The two-time interim executive director of the public U.S. Bank Stadium authority got the job permanently Friday after a national search and recruiting effort.
Jim Farstad, the stadium’s technology consultant, was the winner among 74 applicants for the $165,333 job at the Minnesota Sports Facilities Authority (MSFA).
MSFA Chairman Mike Vekich said Farstad “rose to the top” of the applicant pool for his knowledge of the operation and organizational skills. The four other members of the MSFA board joined with Vekich to give Farstad unanimous approval, then presented him with a celebratory cake with his image on the frosting.
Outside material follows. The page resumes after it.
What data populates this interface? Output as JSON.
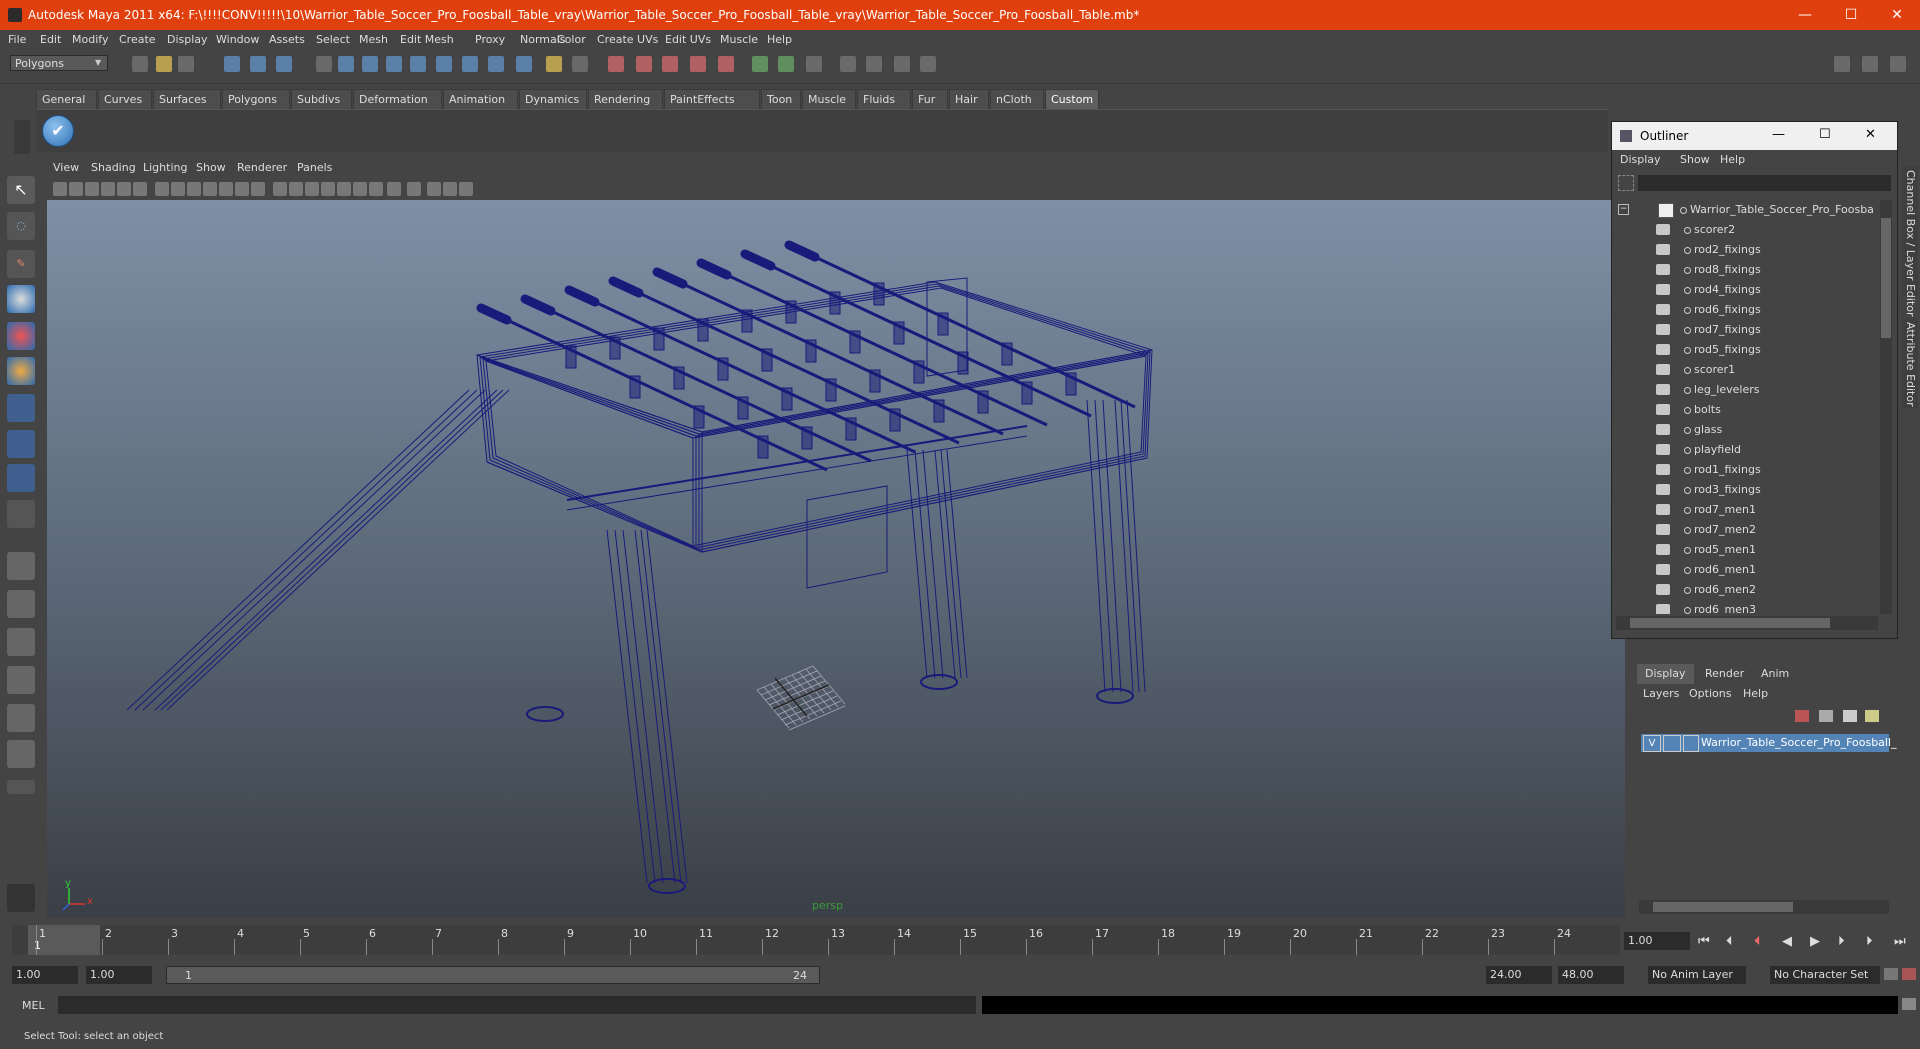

Farstad’s appointment was the main action taken Friday, but Vekich also announced that the meeting next month, currently scheduled for the 15th, would be pushed back. Vekich said he and Farstad need more time to evaluate and negotiate bids for the “darkening solution” for the NCAA Final Four in 2019.
When previous MSFA leaders bid for the event in 2014, they knew they had to find a way to block out the natural light in the glass building. The MSFA put out a request for proposals this spring, but Vekich has not disclosed the potential cost.
The MSFA is the public body that oversees the stadium structure and the $40 million annual operation on behalf of taxpayers. The $1.1 billion building turns two in August, and already there have been multiple transitions in the top jobs, mostly due to fallout from the resignations last year of two officials who misused luxury suites to entertain friends and family.
When Executive Director Ted Mondale left last February, Farstad stepped in until lawyer Rick Evans was hired for the permanent position. When Evans left in December because of health problems, Farstad again returned as interim.
Farstad has been the chief technology officer at the stadium dating back to early construction.
In hiring Farstad, the board bypassed two candidates with extensive operations and event experience. One was Super Bowl LII COO Dave Haselman, a St. Paul native who has spent his career running major national and international level operations from the Mall of America to the Olympics on NBC-TV.
The other finalist was Nicholas Langella, general manager of the Alamodome in San Antonio.